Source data
# # #

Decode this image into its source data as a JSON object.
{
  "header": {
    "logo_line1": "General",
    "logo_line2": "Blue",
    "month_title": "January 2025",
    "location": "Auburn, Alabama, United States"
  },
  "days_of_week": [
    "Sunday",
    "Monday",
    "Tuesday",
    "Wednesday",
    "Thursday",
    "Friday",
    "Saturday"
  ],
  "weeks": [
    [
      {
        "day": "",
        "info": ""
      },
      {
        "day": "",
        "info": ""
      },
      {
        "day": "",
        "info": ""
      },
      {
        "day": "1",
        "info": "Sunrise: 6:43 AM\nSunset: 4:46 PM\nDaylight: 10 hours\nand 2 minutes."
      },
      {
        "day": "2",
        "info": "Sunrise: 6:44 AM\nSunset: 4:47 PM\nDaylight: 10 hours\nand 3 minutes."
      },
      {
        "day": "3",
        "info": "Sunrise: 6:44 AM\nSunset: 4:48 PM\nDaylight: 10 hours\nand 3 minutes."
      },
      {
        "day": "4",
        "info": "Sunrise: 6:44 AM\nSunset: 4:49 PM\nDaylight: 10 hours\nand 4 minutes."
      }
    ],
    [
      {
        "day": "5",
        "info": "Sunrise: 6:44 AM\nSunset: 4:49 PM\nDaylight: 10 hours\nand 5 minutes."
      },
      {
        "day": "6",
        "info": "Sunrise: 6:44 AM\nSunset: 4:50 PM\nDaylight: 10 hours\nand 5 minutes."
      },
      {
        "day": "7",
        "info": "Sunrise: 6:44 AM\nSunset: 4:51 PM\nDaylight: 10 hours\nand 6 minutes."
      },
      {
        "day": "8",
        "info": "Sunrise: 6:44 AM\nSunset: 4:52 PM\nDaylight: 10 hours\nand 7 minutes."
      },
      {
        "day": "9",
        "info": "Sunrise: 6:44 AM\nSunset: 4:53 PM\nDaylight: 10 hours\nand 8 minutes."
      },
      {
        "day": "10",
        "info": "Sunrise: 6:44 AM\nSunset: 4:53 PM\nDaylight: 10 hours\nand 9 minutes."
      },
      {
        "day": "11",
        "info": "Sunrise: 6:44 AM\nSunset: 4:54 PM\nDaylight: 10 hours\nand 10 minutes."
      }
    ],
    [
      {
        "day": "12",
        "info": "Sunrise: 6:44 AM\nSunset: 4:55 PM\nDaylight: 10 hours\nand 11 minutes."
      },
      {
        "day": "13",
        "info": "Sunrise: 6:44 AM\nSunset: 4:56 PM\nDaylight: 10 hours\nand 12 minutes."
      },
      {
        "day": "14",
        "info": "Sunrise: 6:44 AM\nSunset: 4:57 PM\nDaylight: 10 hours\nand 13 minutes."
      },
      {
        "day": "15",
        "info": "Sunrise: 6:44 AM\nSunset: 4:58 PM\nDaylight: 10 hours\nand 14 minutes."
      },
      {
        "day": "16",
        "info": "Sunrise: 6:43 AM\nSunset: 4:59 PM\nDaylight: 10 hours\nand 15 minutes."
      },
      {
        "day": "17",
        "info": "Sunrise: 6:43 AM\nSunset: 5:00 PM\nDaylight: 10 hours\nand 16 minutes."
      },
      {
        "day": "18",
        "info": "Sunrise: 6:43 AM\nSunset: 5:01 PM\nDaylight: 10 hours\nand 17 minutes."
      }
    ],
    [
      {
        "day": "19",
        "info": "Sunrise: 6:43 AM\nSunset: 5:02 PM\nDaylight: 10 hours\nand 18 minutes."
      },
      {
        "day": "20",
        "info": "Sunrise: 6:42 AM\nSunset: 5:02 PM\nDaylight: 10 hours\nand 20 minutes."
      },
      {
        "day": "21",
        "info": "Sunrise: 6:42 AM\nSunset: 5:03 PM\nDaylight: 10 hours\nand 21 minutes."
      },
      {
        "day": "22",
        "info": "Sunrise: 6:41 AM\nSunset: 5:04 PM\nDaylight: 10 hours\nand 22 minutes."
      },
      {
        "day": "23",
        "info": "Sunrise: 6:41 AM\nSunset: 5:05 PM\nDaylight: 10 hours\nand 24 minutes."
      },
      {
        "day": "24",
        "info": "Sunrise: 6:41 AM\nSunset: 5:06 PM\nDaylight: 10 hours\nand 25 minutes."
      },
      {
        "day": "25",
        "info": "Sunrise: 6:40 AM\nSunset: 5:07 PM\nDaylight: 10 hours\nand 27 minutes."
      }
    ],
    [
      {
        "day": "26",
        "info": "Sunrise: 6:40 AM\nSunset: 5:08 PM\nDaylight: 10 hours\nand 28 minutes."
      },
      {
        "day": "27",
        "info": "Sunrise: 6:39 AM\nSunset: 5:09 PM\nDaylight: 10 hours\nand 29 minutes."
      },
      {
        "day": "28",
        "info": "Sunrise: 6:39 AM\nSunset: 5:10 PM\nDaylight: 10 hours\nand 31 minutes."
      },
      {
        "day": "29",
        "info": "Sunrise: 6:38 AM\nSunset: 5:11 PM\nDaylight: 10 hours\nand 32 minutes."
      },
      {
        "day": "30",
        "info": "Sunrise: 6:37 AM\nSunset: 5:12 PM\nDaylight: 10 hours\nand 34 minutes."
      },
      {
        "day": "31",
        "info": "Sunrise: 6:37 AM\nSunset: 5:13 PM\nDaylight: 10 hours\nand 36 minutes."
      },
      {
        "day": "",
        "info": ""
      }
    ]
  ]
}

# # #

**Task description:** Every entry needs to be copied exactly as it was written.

**Solution to this exercise:**
Decode this image into its source data as a JSON object.
{
  "header": {
    "logo_line1": "General",
    "logo_line2": "Blue",
    "month_title": "January 2025",
    "location": "Auburn, Alabama, United States"
  },
  "days_of_week": [
    "Sunday",
    "Monday",
    "Tuesday",
    "Wednesday",
    "Thursday",
    "Friday",
    "Saturday"
  ],
  "weeks": [
    [
      {
        "day": "",
        "info": ""
      },
      {
        "day": "",
        "info": ""
      },
      {
        "day": "",
        "info": ""
      },
      {
        "day": "1",
        "info": "Sunrise: 6:43 AM\nSunset: 4:46 PM\nDaylight: 10 hours\nand 2 minutes."
      },
      {
        "day": "2",
        "info": "Sunrise: 6:44 AM\nSunset: 4:47 PM\nDaylight: 10 hours\nand 3 minutes."
      },
      {
        "day": "3",
        "info": "Sunrise: 6:44 AM\nSunset: 4:48 PM\nDaylight: 10 hours\nand 3 minutes."
      },
      {
        "day": "4",
        "info": "Sunrise: 6:44 AM\nSunset: 4:49 PM\nDaylight: 10 hours\nand 4 minutes."
      }
    ],
    [
      {
        "day": "5",
        "info": "Sunrise: 6:44 AM\nSunset: 4:49 PM\nDaylight: 10 hours\nand 5 minutes."
      },
      {
        "day": "6",
        "info": "Sunrise: 6:44 AM\nSunset: 4:50 PM\nDaylight: 10 hours\nand 5 minutes."
      },
      {
        "day": "7",
        "info": "Sunrise: 6:44 AM\nSunset: 4:51 PM\nDaylight: 10 hours\nand 6 minutes."
      },
      {
        "day": "8",
        "info": "Sunrise: 6:44 AM\nSunset: 4:52 PM\nDaylight: 10 hours\nand 7 minutes."
      },
      {
        "day": "9",
        "info": "Sunrise: 6:44 AM\nSunset: 4:53 PM\nDaylight: 10 hours\nand 8 minutes."
      },
      {
        "day": "10",
        "info": "Sunrise: 6:44 AM\nSunset: 4:53 PM\nDaylight: 10 hours\nand 9 minutes."
      },
      {
        "day": "11",
        "info": "Sunrise: 6:44 AM\nSunset: 4:54 PM\nDaylight: 10 hours\nand 10 minutes."
      }
    ],
    [
      {
        "day": "12",
        "info": "Sunrise: 6:44 AM\nSunset: 4:55 PM\nDaylight: 10 hours\nand 11 minutes."
      },
      {
        "day": "13",
        "info": "Sunrise: 6:44 AM\nSunset: 4:56 PM\nDaylight: 10 hours\nand 12 minutes."
      },
      {
        "day": "14",
        "info": "Sunrise: 6:44 AM\nSunset: 4:57 PM\nDaylight: 10 hours\nand 13 minutes."
      },
      {
        "day": "15",
        "info": "Sunrise: 6:44 AM\nSunset: 4:58 PM\nDaylight: 10 hours\nand 14 minutes."
      },
      {
        "day": "16",
        "info": "Sunrise: 6:43 AM\nSunset: 4:59 PM\nDaylight: 10 hours\nand 15 minutes."
      },
      {
        "day": "17",
        "info": "Sunrise: 6:43 AM\nSunset: 5:00 PM\nDaylight: 10 hours\nand 16 minutes."
      },
      {
        "day": "18",
        "info": "Sunrise: 6:43 AM\nSunset: 5:01 PM\nDaylight: 10 hours\nand 17 minutes."
      }
    ],
    [
      {
        "day": "19",
        "info": "Sunrise: 6:43 AM\nSunset: 5:02 PM\nDaylight: 10 hours\nand 18 minutes."
      },
      {
        "day": "20",
        "info": "Sunrise: 6:42 AM\nSunset: 5:02 PM\nDaylight: 10 hours\nand 20 minutes."
      },
      {
        "day": "21",
        "info": "Sunrise: 6:42 AM\nSunset: 5:03 PM\nDaylight: 10 hours\nand 21 minutes."
      },
      {
        "day": "22",
        "info": "Sunrise: 6:41 AM\nSunset: 5:04 PM\nDaylight: 10 hours\nand 22 minutes."
      },
      {
        "day": "23",
        "info": "Sunrise: 6:41 AM\nSunset: 5:05 PM\nDaylight: 10 hours\nand 24 minutes."
      },
      {
        "day": "24",
        "info": "Sunrise: 6:41 AM\nSunset: 5:06 PM\nDaylight: 10 hours\nand 25 minutes."
      },
      {
        "day": "25",
        "info": "Sunrise: 6:40 AM\nSunset: 5:07 PM\nDaylight: 10 hours\nand 27 minutes."
      }
    ],
    [
      {
        "day": "26",
        "info": "Sunrise: 6:40 AM\nSunset: 5:08 PM\nDaylight: 10 hours\nand 28 minutes."
      },
      {
        "day": "27",
        "info": "Sunrise: 6:39 AM\nSunset: 5:09 PM\nDaylight: 10 hours\nand 29 minutes."
      },
      {
        "day": "28",
        "info": "Sunrise: 6:39 AM\nSunset: 5:10 PM\nDaylight: 10 hours\nand 31 minutes."
      },
      {
        "day": "29",
        "info": "Sunrise: 6:38 AM\nSunset: 5:11 PM\nDaylight: 10 hours\nand 32 minutes."
      },
      {
        "day": "30",
        "info": "Sunrise: 6:37 AM\nSunset: 5:12 PM\nDaylight: 10 hours\nand 34 minutes."
      },
      {
        "day": "31",
        "info": "Sunrise: 6:37 AM\nSunset: 5:13 PM\nDaylight: 10 hours\nand 36 minutes."
      },
      {
        "day": "",
        "info": ""
      }
    ]
  ]
}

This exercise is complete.